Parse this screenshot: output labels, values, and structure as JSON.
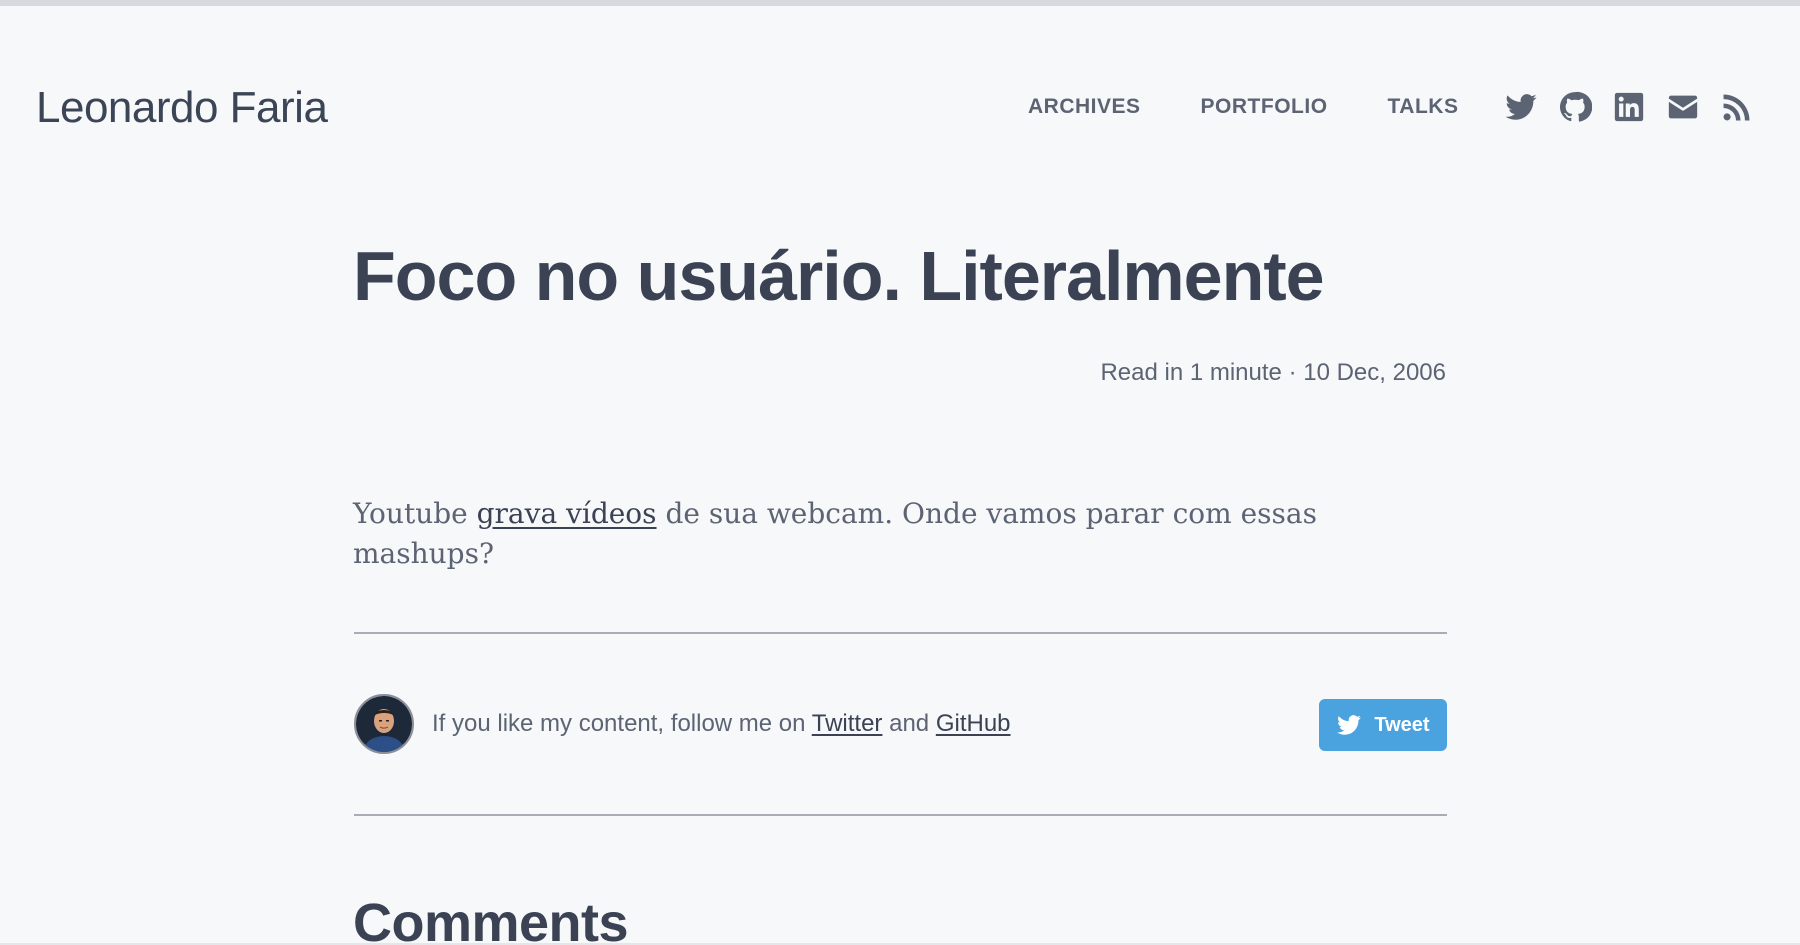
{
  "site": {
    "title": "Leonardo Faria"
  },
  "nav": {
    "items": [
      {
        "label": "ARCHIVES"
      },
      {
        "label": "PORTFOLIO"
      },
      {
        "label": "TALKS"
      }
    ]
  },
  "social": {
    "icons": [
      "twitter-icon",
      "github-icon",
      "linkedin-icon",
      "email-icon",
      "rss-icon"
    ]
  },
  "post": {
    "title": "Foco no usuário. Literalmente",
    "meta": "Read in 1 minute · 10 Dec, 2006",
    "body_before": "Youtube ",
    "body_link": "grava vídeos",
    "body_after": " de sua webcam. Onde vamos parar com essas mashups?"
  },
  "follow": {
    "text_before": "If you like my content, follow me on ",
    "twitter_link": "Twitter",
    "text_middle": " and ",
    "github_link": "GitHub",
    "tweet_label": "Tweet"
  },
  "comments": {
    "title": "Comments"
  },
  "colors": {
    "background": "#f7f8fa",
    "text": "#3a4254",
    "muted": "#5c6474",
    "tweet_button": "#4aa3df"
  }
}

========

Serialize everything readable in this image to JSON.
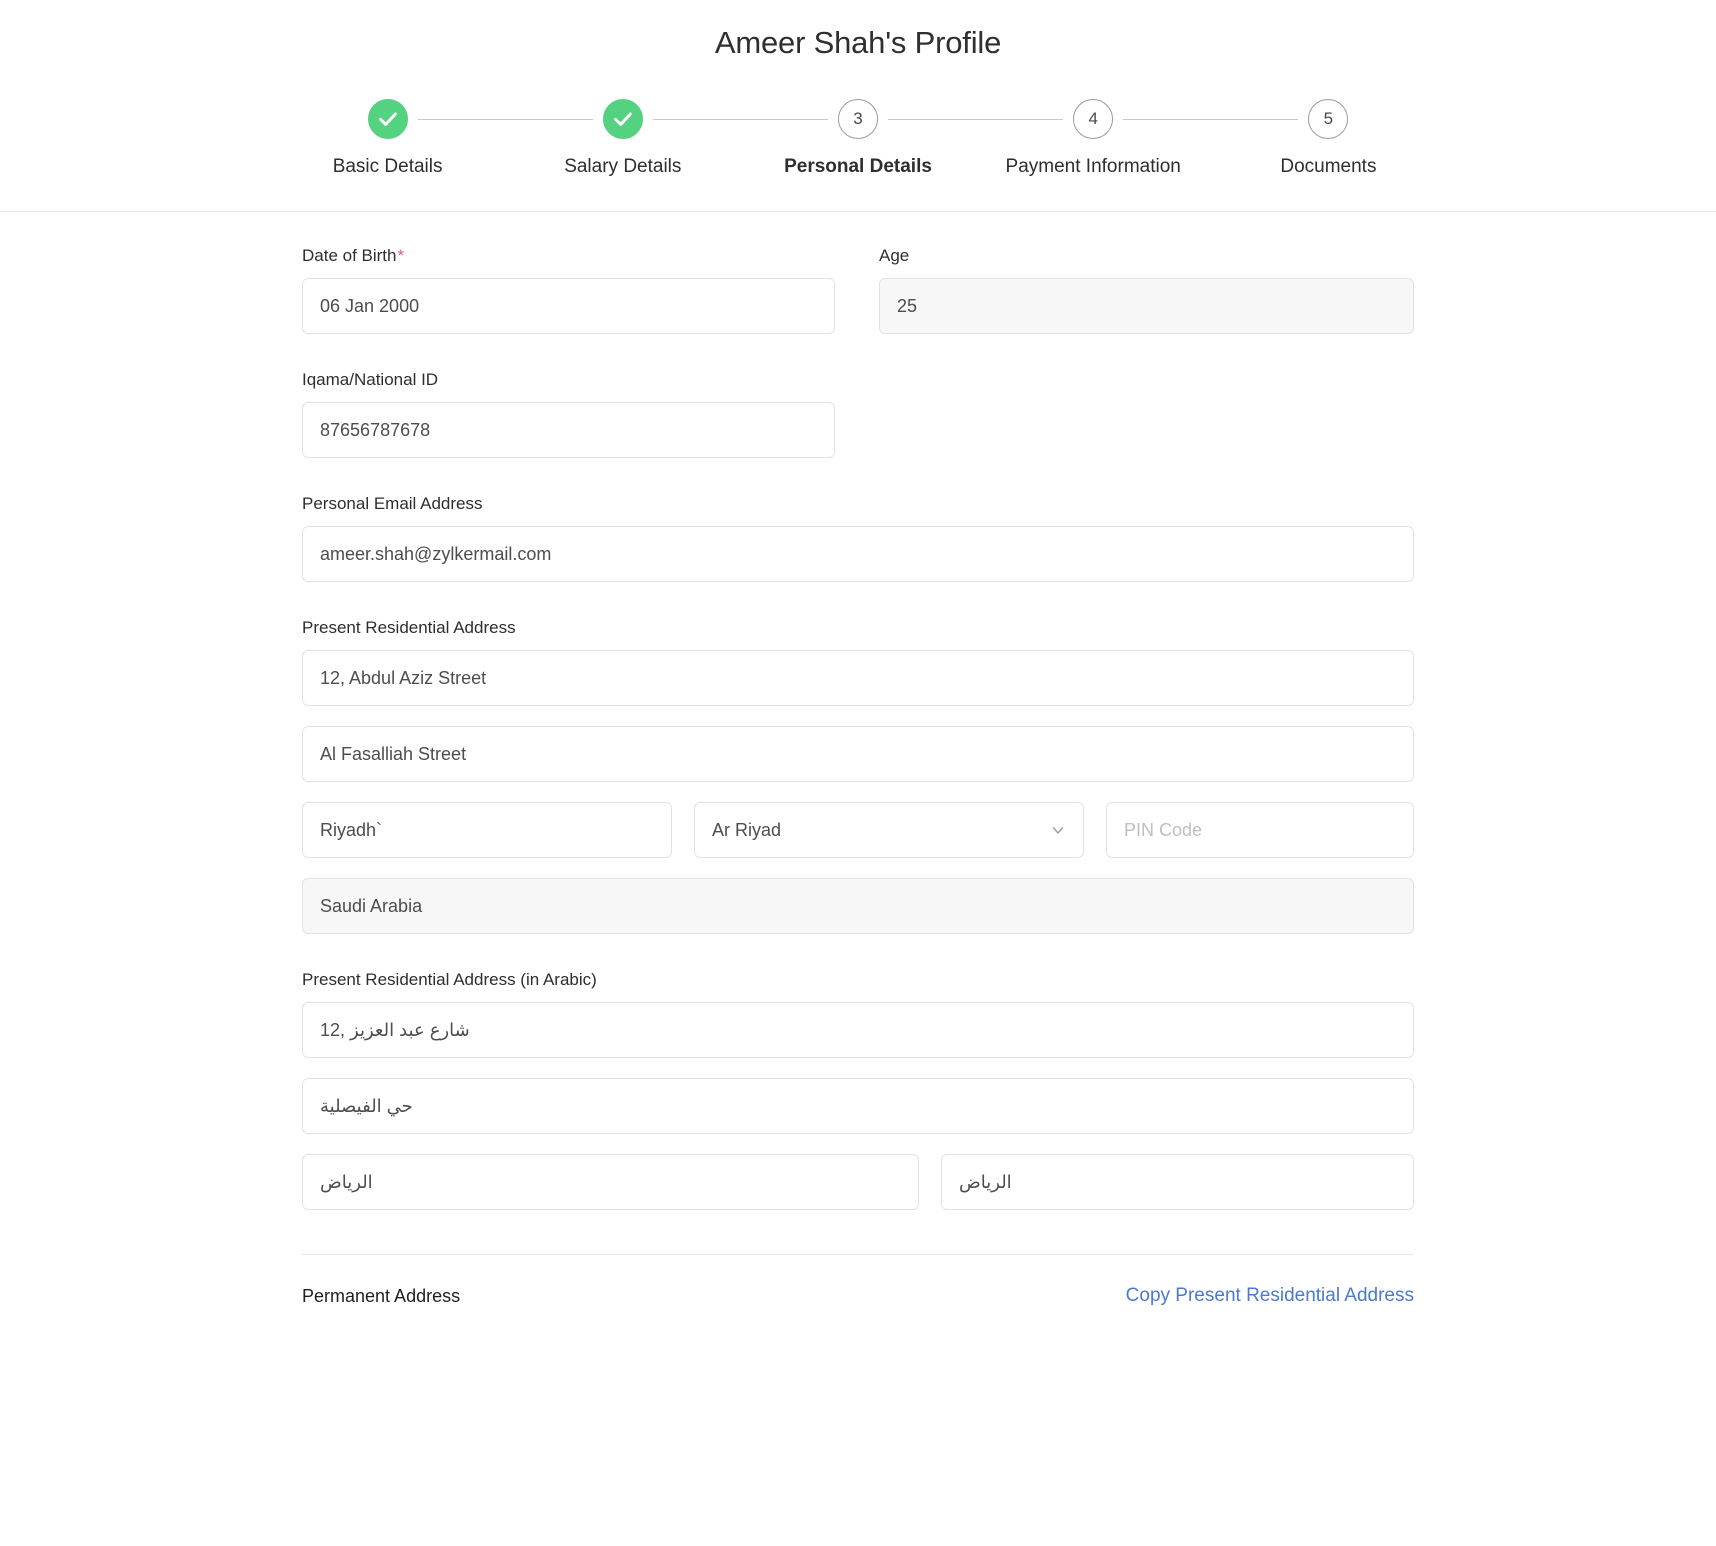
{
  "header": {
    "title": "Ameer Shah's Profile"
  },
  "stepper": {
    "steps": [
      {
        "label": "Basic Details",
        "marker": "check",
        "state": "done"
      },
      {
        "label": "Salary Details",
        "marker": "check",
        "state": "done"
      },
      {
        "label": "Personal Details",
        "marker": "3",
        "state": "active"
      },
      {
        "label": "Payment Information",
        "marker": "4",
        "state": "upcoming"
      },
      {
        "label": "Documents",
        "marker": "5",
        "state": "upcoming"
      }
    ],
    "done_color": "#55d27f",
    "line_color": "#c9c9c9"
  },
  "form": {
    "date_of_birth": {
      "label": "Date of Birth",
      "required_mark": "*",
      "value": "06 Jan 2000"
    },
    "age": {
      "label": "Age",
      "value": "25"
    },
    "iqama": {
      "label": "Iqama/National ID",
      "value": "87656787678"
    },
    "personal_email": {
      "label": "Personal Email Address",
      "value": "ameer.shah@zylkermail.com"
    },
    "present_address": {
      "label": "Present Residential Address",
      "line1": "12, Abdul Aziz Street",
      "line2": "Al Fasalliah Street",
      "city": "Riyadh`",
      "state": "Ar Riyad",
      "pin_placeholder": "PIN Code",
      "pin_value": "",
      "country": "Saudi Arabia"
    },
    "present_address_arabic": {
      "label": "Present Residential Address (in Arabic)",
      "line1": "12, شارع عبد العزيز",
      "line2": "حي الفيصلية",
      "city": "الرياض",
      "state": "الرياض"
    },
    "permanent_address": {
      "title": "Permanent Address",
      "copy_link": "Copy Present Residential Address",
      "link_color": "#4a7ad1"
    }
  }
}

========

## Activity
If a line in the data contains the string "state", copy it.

## Answer below
        "state": "done"
        "state": "done"
        "state": "active"
        "state": "upcoming"
        "state": "upcoming"
      "state": "Ar Riyad",
      "state": "الرياض"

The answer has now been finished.